What I, Tonya misses is that something like Goodfellas also wants us to identify with the glamour, with the aspirational, to place us in the position of these protagonists, all reflecting these different viewpoints and experiences, before pulling out the rug. In I, Tonya, its entire nesting-doll structure precludes this. The “As far back as I can remember, I always wanted to be a gangster” sequence has a grace and edgy desire that Gillespie can’t pull off because the story won’t allow it. Instead, the story I, Tonya insists on telling is the story of us watching I, Tonya and not feeling terrific about it.
A late-in-the-film background shot of O.J. Simpson being arraigned on TV draws a muddled parallel – the film seems to be saying, “we are at the birth of the 24-hour news cycle, the cults of celebrity are collapsing.” So is Harding a victim of that culture? Is the point that she is “no OJ”? Most people probably would say, regardless of whether the individuals implicated are guilty of those crimes, that the crimes themselves are pretty different, so okay. Or, more likely, is the point that we, as viewers and consumers of tabloid scandal and a kind of voyeuristic American bloodlust, are the real perpetrators? In which case, are Harding and O.J. kind of the same? Or … what?
I, Tonya would, I am certain, laugh at any expectation of a “moral,” but is it too much to ask for some kind of rigor to the filmmaking, a desire to contextualize things in ways that resolve into something more than “Everyone has their own truth,” spit out with disdain for the players, the audience, even for the film itself? Reflexive self-laceration and gotcha finger-wagging, what Gillespie seems to imagine are the film’s contributions, are nothing new, certainly not in a world where Haneke already exists.

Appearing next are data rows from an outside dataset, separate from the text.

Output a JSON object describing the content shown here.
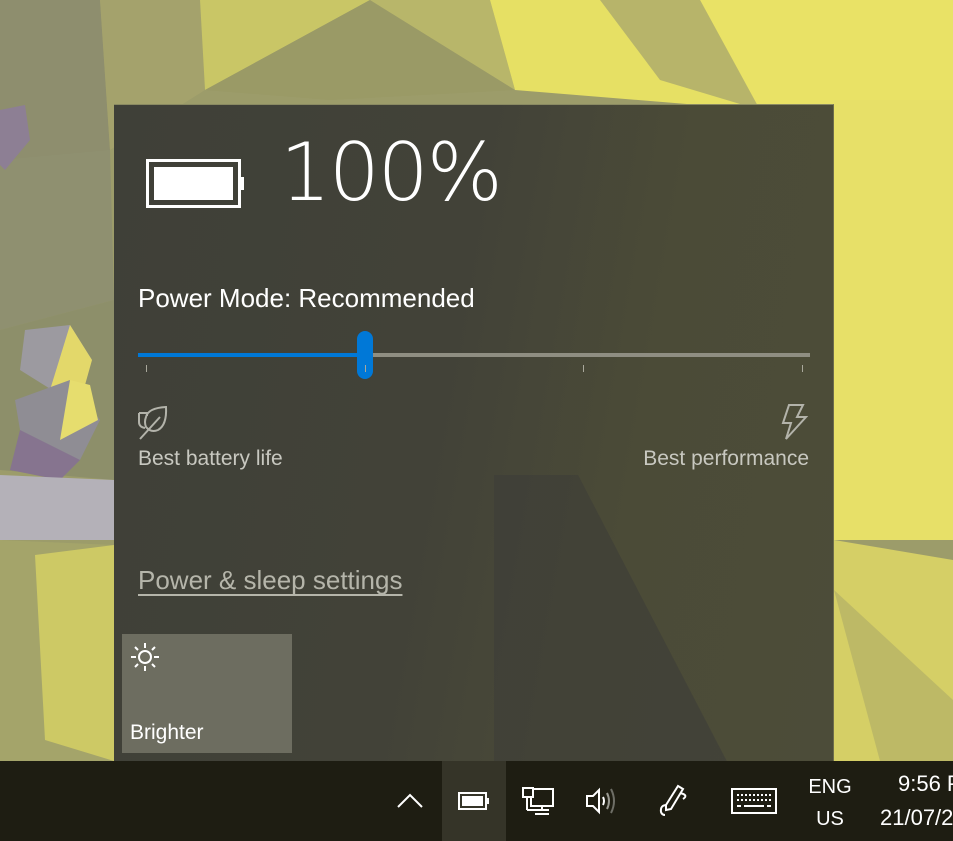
{
  "battery": {
    "percent_label": "100%",
    "level_percent": 100,
    "icon": "battery-full-icon"
  },
  "power_mode": {
    "label": "Power Mode: Recommended",
    "positions": 4,
    "selected_index": 1,
    "left_label": "Best battery life",
    "left_icon": "leaf-icon",
    "right_label": "Best performance",
    "right_icon": "lightning-icon"
  },
  "links": {
    "power_sleep_settings": "Power & sleep settings"
  },
  "quick_actions": [
    {
      "label": "Brighter",
      "icon": "sun-icon"
    }
  ],
  "taskbar": {
    "tray_icons": [
      {
        "name": "show-hidden-icons",
        "icon": "chevron-up-icon"
      },
      {
        "name": "battery",
        "icon": "battery-icon",
        "active": true
      },
      {
        "name": "network",
        "icon": "network-ethernet-icon"
      },
      {
        "name": "volume",
        "icon": "speaker-icon"
      },
      {
        "name": "windows-ink",
        "icon": "pen-icon"
      },
      {
        "name": "touch-keyboard",
        "icon": "keyboard-icon"
      }
    ],
    "language": {
      "line1": "ENG",
      "line2": "US"
    },
    "clock": {
      "time": "9:56 P",
      "date": "21/07/2"
    }
  },
  "colors": {
    "accent": "#0078d7",
    "panel": "#424238",
    "taskbar": "#1e1d12",
    "tile": "#6d6d60"
  }
}
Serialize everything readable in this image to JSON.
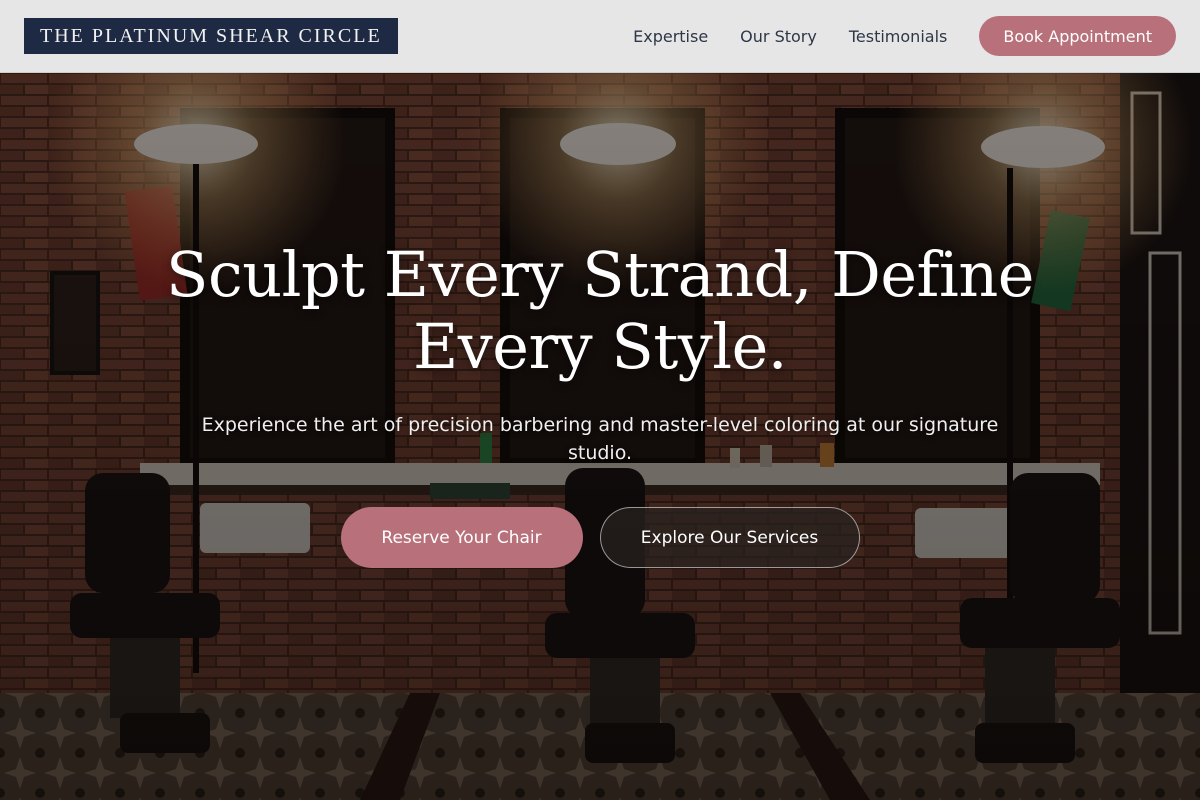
{
  "header": {
    "logo": "THE PLATINUM SHEAR CIRCLE",
    "nav": [
      {
        "label": "Expertise"
      },
      {
        "label": "Our Story"
      },
      {
        "label": "Testimonials"
      }
    ],
    "cta_label": "Book Appointment"
  },
  "hero": {
    "title": "Sculpt Every Strand, Define Every Style.",
    "subtitle": "Experience the art of precision barbering and master-level coloring at our signature studio.",
    "primary_label": "Reserve Your Chair",
    "secondary_label": "Explore Our Services"
  },
  "colors": {
    "accent": "#b8707b",
    "logo_background": "#1e2a44",
    "header_background": "#e6e6e6"
  }
}
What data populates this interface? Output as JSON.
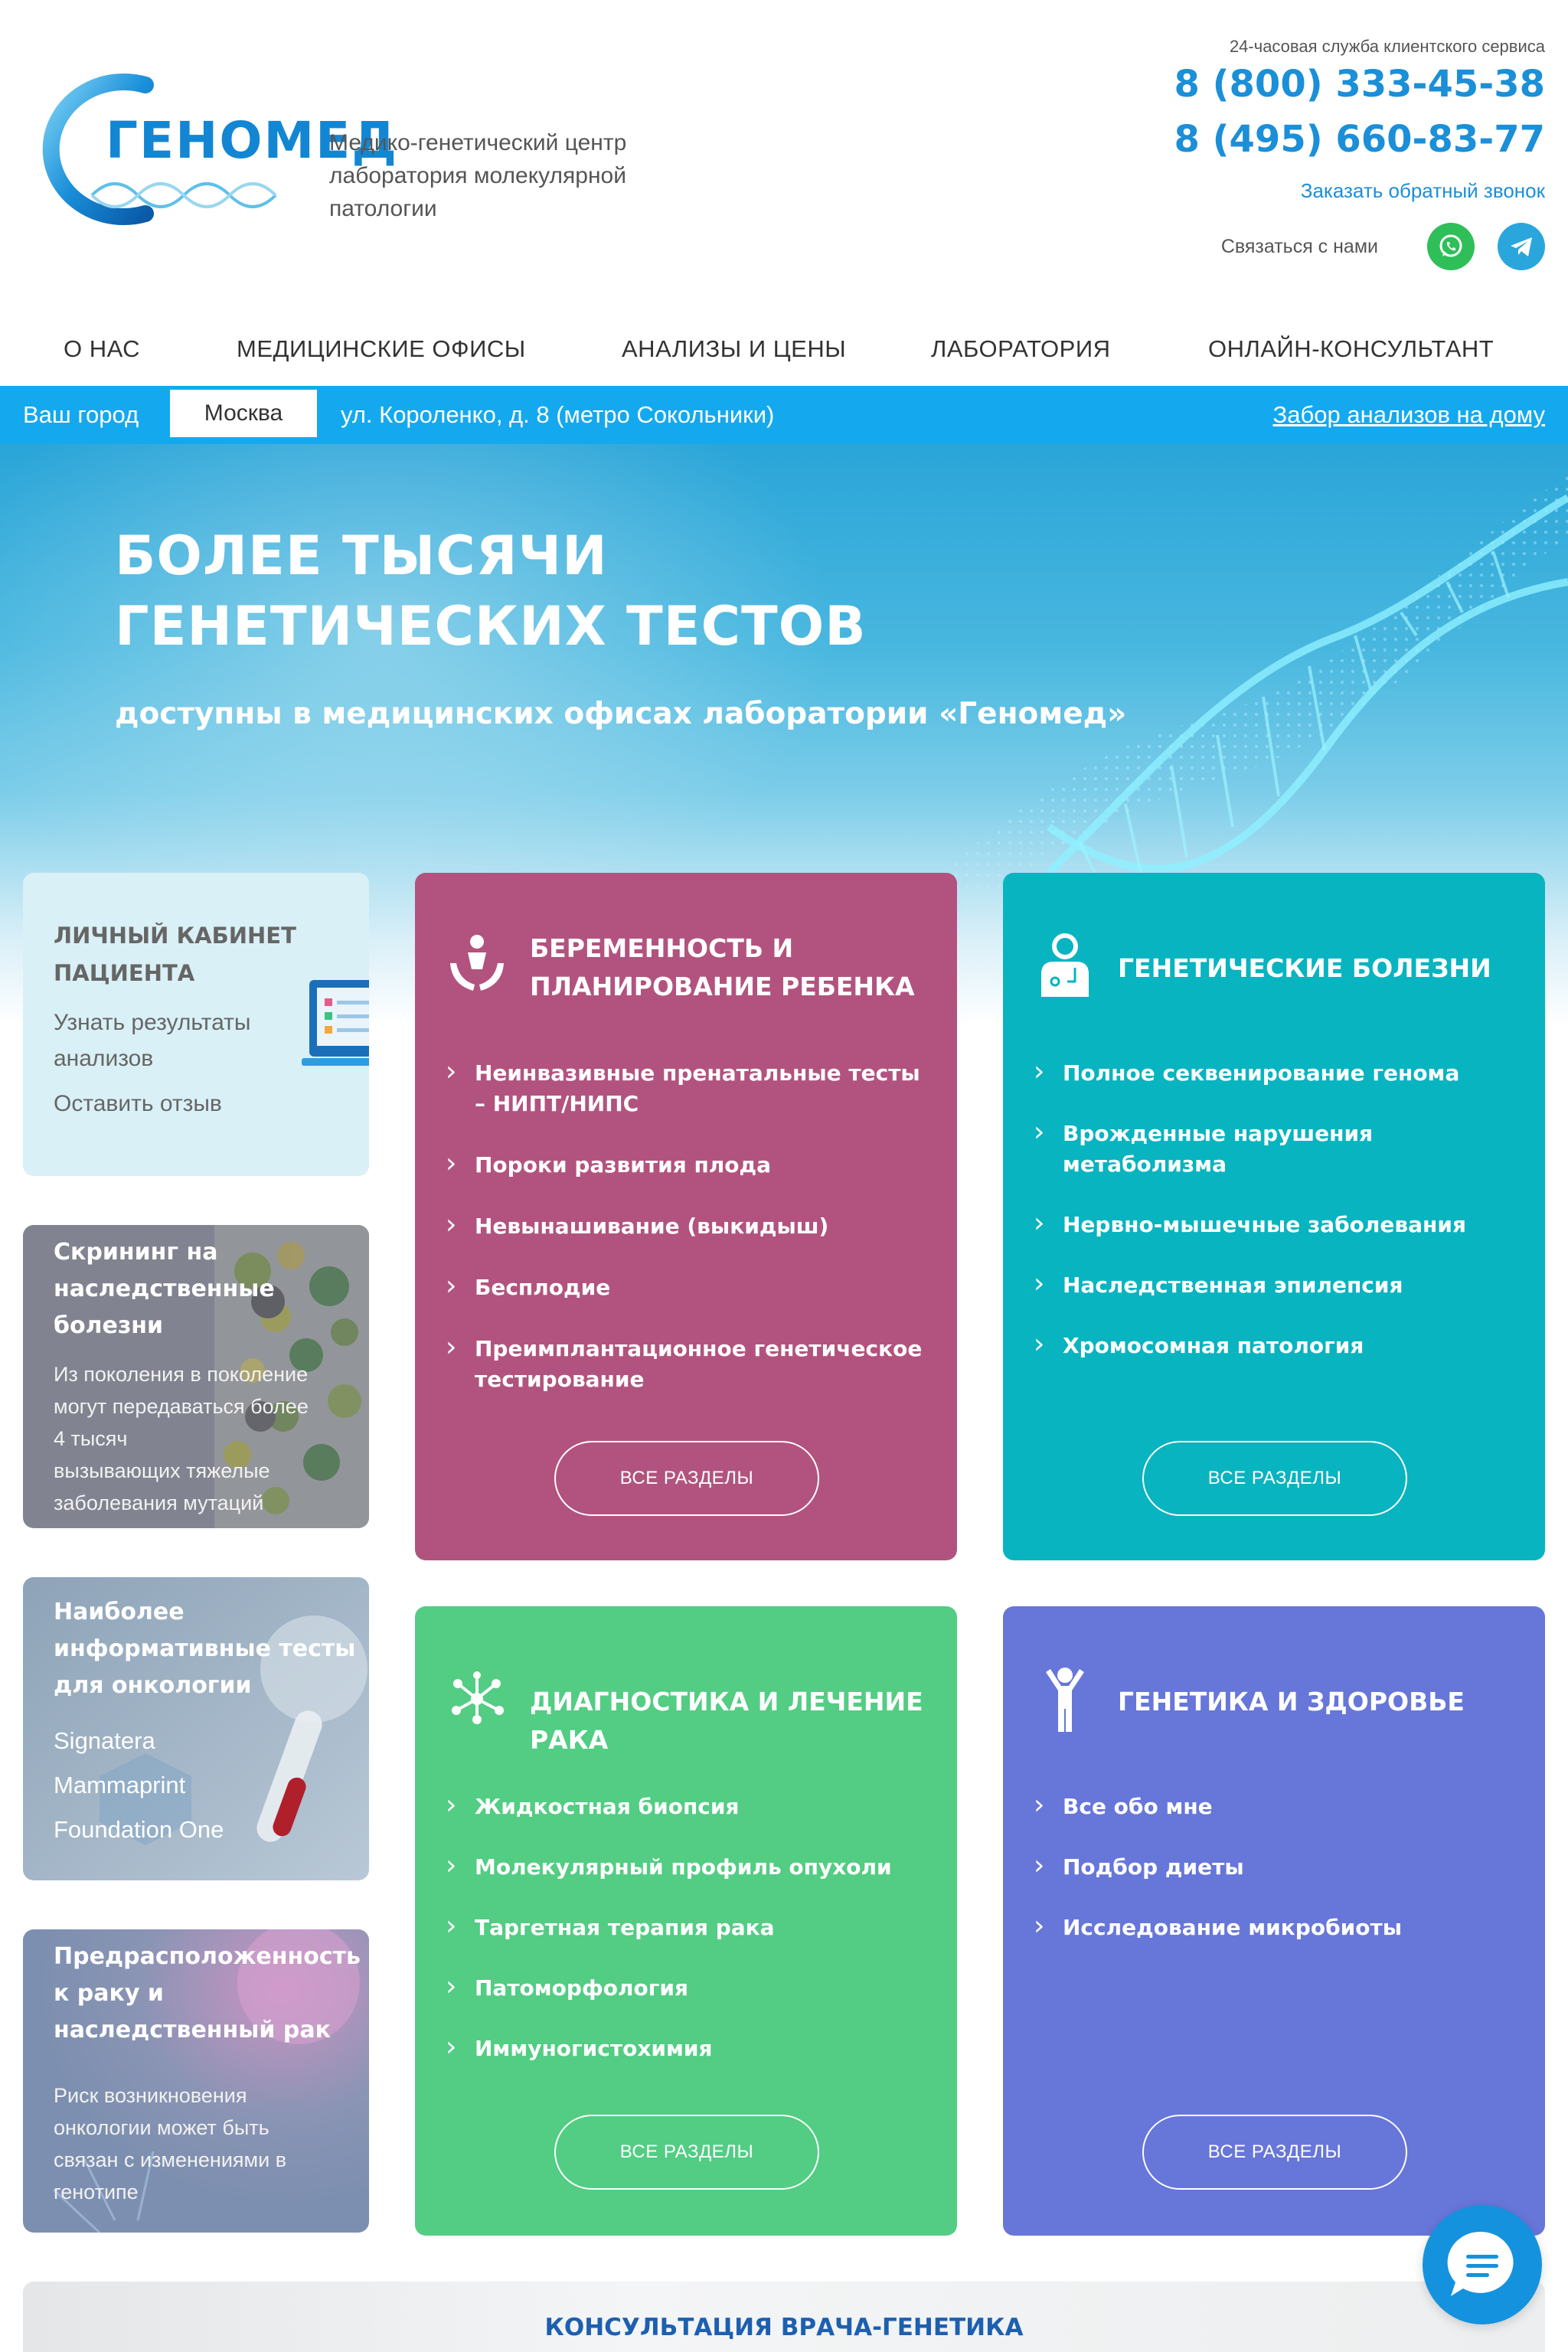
{
  "header": {
    "logo_text": "ГЕНОМЕД",
    "tagline": "Медико-генетический центр лаборатория молекулярной патологии",
    "service_note": "24-часовая служба клиентского сервиса",
    "phone1": "8 (800) 333-45-38",
    "phone2": "8 (495) 660-83-77",
    "callback": "Заказать обратный звонок",
    "contact_label": "Связаться с нами",
    "icons": [
      "whatsapp-icon",
      "telegram-icon"
    ]
  },
  "nav": {
    "items": [
      "О НАС",
      "МЕДИЦИНСКИЕ ОФИСЫ",
      "АНАЛИЗЫ И ЦЕНЫ",
      "ЛАБОРАТОРИЯ",
      "ОНЛАЙН-КОНСУЛЬТАНТ"
    ]
  },
  "citybar": {
    "label": "Ваш город",
    "city": "Москва",
    "address": "ул. Короленко, д. 8 (метро Сокольники)",
    "home_link": "Забор анализов на дому"
  },
  "hero": {
    "title_line1": "БОЛЕЕ ТЫСЯЧИ",
    "title_line2": "ГЕНЕТИЧЕСКИХ ТЕСТОВ",
    "subtitle": "доступны в медицинских офисах лаборатории «Геномед»"
  },
  "left_cards": {
    "account": {
      "title_line1": "ЛИЧНЫЙ КАБИНЕТ",
      "title_line2": "ПАЦИЕНТА",
      "link1_line1": "Узнать результаты",
      "link1_line2": "анализов",
      "link2": "Оставить отзыв"
    },
    "screening": {
      "title_line1": "Скрининг на",
      "title_line2": "наследственные",
      "title_line3": "болезни",
      "text_line1": "Из поколения в поколение",
      "text_line2": "могут передаваться более",
      "text_line3": "4 тысяч",
      "text_line4": "вызывающих тяжелые",
      "text_line5": "заболевания мутаций"
    },
    "oncology": {
      "title_line1": "Наиболее",
      "title_line2": "информативные тесты",
      "title_line3": "для онкологии",
      "items": [
        "Signatera",
        "Mammaprint",
        "Foundation One"
      ]
    },
    "predisposition": {
      "title_line1": "Предрасположенность",
      "title_line2": "к раку и",
      "title_line3": "наследственный рак",
      "text_line1": "Риск возникновения",
      "text_line2": "онкологии может быть",
      "text_line3": "связан с изменениями в",
      "text_line4": "генотипе"
    }
  },
  "categories": {
    "pregnancy": {
      "title_line1": "БЕРЕМЕННОСТЬ И",
      "title_line2": "ПЛАНИРОВАНИЕ РЕБЕНКА",
      "items": [
        "Неинвазивные пренатальные тесты – НИПТ/НИПС",
        "Пороки развития плода",
        "Невынашивание (выкидыш)",
        "Бесплодие",
        "Преимплантационное генетическое тестирование"
      ],
      "button": "ВСЕ РАЗДЕЛЫ",
      "color": "#b2537f"
    },
    "genetic": {
      "title": "ГЕНЕТИЧЕСКИЕ БОЛЕЗНИ",
      "items": [
        "Полное секвенирование генома",
        "Врожденные нарушения метаболизма",
        "Нервно-мышечные заболевания",
        "Наследственная эпилепсия",
        "Хромосомная патология"
      ],
      "button": "ВСЕ РАЗДЕЛЫ",
      "color": "#08b4c0"
    },
    "cancer": {
      "title": "ДИАГНОСТИКА И ЛЕЧЕНИЕ РАКА",
      "items": [
        "Жидкостная биопсия",
        "Молекулярный профиль опухоли",
        "Таргетная терапия рака",
        "Патоморфология",
        "Иммуногистохимия"
      ],
      "button": "ВСЕ РАЗДЕЛЫ",
      "color": "#52cd83"
    },
    "health": {
      "title": "ГЕНЕТИКА И ЗДОРОВЬЕ",
      "items": [
        "Все обо мне",
        "Подбор диеты",
        "Исследование микробиоты"
      ],
      "button": "ВСЕ РАЗДЕЛЫ",
      "color": "#6776d9"
    }
  },
  "consult": {
    "title": "КОНСУЛЬТАЦИЯ ВРАЧА-ГЕНЕТИКА"
  },
  "colors": {
    "brand_blue": "#1b8fd8",
    "citybar": "#14a9ef"
  }
}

But the notion that claims to truth should be hurled back with spite onto the guests you’ve invited over might be. I, Tonya is as cynical as modern American cinema comes, and it will be, and has already been, celebrated for that reason. Maybe it’s the movie of our time. So much the worse for our time.